WHAT IS NEEDED: Search the entries below for the word "Início" and copy each line that has it.

[Dataset records]
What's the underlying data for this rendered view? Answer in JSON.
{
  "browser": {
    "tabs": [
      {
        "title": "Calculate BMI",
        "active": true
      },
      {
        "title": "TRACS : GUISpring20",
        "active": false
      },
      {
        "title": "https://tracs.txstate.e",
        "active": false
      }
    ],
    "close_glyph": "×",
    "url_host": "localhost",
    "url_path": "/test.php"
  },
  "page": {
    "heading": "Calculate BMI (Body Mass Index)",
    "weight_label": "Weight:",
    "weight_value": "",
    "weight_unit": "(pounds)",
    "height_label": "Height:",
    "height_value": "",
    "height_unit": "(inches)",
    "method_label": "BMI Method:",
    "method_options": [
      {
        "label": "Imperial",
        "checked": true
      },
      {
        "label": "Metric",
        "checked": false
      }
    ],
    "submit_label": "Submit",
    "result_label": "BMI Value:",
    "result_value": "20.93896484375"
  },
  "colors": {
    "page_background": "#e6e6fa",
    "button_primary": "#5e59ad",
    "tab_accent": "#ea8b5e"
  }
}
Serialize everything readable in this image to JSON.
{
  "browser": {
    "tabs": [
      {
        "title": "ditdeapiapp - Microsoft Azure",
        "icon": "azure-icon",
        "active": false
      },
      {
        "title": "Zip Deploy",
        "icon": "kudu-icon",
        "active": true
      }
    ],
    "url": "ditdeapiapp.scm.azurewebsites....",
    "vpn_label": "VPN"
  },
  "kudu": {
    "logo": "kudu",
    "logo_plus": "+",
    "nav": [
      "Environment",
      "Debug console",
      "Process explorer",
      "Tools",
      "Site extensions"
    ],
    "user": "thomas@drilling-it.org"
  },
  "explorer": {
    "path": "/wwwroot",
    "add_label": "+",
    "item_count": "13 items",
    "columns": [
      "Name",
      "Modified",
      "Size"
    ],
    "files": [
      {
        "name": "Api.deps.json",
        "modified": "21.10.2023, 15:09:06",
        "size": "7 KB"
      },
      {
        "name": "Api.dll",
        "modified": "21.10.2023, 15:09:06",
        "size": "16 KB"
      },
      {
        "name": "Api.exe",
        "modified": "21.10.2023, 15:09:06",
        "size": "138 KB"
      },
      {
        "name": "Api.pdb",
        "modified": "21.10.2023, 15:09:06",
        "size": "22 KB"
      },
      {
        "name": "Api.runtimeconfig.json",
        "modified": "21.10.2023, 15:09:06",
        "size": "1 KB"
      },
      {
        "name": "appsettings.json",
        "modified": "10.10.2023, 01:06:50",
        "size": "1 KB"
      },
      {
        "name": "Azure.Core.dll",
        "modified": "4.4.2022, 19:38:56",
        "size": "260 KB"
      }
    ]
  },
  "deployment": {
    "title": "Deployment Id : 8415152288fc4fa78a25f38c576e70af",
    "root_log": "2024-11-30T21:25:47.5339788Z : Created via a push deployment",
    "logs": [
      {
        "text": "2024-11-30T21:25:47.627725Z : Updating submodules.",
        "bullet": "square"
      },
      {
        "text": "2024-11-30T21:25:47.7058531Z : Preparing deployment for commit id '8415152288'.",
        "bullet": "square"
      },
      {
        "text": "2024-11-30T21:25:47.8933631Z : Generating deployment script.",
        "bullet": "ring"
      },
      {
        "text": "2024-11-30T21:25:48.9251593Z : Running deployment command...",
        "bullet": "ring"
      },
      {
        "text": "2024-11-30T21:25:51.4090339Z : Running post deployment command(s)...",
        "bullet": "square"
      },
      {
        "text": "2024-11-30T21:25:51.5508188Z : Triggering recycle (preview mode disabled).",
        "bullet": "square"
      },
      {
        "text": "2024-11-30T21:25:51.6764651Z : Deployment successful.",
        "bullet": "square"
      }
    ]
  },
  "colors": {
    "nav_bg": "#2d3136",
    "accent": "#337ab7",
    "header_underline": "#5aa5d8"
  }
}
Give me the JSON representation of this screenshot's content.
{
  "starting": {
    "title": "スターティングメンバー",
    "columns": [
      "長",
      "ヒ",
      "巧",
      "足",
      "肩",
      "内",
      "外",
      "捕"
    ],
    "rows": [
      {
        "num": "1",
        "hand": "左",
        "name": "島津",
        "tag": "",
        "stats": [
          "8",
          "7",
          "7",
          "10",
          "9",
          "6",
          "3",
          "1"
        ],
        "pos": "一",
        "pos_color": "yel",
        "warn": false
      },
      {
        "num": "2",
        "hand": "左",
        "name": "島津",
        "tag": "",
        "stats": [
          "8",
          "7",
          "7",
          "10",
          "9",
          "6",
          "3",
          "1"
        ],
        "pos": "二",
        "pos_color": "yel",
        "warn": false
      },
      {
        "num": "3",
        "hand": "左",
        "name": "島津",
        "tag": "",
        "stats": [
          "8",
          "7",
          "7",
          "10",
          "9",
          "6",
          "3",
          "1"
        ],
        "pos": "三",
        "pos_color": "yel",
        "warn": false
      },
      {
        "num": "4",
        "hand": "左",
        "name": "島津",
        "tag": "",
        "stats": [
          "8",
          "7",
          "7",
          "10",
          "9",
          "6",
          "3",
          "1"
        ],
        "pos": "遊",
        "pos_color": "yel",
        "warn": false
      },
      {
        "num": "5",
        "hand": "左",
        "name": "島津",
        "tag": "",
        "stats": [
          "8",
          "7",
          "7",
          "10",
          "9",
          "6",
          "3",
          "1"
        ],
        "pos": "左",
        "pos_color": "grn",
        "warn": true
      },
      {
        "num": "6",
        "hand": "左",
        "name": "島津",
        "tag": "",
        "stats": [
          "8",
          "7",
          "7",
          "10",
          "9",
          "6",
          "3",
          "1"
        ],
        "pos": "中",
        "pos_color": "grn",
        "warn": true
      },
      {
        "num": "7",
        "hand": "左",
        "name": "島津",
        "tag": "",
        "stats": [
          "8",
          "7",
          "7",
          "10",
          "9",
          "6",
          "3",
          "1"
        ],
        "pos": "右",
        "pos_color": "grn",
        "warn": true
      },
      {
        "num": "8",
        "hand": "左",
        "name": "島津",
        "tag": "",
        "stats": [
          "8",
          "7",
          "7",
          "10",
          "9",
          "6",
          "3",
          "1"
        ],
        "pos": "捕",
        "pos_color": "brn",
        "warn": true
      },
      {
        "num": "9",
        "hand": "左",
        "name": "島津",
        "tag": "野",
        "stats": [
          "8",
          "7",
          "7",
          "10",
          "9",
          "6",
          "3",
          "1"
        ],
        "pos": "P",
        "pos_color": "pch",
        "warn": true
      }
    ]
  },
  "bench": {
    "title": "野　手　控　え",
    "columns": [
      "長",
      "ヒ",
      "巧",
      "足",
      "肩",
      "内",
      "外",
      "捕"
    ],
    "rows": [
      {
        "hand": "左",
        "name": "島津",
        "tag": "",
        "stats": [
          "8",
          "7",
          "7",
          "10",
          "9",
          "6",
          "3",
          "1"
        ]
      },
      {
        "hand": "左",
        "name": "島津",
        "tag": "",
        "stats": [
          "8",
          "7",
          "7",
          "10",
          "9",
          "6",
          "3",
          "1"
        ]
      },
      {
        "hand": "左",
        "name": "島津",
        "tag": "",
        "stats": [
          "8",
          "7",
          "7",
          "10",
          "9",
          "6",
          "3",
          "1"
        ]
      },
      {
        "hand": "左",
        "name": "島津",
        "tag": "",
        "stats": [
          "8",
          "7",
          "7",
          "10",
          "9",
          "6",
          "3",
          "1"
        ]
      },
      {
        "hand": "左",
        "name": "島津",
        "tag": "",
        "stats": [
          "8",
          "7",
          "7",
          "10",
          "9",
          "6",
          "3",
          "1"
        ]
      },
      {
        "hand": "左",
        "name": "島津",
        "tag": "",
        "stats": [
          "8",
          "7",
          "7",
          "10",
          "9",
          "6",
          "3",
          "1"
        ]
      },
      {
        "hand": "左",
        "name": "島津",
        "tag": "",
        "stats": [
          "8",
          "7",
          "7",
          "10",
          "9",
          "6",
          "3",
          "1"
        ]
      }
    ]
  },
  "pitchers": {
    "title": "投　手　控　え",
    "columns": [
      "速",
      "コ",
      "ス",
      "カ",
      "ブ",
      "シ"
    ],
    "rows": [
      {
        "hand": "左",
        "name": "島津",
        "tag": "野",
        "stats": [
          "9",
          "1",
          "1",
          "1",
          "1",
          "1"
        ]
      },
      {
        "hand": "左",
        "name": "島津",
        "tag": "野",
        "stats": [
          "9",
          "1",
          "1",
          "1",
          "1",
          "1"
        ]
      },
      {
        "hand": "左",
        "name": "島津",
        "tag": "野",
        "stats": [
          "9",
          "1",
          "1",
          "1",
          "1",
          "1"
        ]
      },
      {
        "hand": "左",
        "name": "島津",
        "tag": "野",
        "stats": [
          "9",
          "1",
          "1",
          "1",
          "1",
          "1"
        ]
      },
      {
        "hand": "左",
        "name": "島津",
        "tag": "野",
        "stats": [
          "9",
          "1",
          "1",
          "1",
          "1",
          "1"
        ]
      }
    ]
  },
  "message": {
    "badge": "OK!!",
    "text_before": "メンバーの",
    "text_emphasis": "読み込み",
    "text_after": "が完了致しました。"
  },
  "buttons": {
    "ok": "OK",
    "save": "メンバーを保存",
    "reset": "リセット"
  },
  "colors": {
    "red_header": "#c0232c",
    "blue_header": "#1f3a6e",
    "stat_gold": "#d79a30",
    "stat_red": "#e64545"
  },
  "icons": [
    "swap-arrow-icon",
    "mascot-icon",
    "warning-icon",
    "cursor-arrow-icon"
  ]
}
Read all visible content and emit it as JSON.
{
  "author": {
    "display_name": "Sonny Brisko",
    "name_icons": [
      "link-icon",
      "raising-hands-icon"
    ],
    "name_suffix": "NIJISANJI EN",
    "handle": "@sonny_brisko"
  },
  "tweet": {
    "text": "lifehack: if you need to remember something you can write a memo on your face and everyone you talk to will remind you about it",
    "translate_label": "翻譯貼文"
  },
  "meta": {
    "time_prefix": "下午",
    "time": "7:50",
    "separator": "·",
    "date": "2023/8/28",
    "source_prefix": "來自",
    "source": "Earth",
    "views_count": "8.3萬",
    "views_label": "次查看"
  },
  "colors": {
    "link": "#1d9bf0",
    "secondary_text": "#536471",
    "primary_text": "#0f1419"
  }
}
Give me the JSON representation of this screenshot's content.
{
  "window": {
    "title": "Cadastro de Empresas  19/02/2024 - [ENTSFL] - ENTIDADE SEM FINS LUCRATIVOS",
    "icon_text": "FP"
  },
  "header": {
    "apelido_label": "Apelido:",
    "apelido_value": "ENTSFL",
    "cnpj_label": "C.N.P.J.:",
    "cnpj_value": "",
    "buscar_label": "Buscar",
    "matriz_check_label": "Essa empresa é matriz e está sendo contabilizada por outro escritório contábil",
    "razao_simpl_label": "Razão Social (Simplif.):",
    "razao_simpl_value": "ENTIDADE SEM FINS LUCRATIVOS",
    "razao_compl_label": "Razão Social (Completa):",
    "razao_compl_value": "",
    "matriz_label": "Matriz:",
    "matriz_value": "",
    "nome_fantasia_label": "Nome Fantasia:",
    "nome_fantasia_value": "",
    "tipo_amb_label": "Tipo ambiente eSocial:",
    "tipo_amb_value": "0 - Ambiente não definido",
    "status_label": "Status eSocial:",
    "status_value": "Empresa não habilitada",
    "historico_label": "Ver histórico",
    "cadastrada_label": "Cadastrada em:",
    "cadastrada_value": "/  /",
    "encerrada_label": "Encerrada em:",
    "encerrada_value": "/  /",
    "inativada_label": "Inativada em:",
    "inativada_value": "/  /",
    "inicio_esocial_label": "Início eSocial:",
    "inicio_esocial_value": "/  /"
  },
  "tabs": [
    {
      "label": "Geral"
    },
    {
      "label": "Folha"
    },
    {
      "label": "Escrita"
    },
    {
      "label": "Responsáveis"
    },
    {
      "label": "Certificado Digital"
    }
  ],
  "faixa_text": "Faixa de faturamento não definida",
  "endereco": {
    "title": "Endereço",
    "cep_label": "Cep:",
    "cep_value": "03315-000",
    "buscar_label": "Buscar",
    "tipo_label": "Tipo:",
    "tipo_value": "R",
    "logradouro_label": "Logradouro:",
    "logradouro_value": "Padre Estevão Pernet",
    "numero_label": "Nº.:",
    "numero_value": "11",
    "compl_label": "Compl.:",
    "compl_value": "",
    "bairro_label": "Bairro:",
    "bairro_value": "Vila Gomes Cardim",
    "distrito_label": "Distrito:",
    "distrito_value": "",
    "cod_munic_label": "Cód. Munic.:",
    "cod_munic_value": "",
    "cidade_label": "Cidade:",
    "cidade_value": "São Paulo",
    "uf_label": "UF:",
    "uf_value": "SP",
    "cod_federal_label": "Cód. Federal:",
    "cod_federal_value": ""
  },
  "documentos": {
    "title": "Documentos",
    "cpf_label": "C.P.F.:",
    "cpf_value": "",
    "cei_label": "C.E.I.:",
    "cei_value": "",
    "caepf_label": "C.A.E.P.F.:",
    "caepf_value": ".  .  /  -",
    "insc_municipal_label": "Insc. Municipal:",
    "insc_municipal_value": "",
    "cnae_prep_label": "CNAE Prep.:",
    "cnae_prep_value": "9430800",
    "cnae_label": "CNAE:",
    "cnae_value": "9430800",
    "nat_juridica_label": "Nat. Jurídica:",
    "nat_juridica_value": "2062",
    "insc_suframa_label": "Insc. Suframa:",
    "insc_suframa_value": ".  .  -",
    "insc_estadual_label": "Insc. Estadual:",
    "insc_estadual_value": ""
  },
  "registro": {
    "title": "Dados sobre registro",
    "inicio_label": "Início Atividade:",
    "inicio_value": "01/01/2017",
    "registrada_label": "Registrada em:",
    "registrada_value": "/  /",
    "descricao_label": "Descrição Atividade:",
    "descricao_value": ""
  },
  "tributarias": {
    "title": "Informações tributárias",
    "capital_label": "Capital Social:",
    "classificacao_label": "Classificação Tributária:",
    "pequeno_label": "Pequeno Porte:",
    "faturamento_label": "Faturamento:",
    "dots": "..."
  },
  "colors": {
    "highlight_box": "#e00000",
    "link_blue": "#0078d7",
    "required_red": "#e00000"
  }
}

ANSWER TO THIS TASK:
    "inicio_esocial_label": "Início eSocial:",
    "inicio_label": "Início Atividade:",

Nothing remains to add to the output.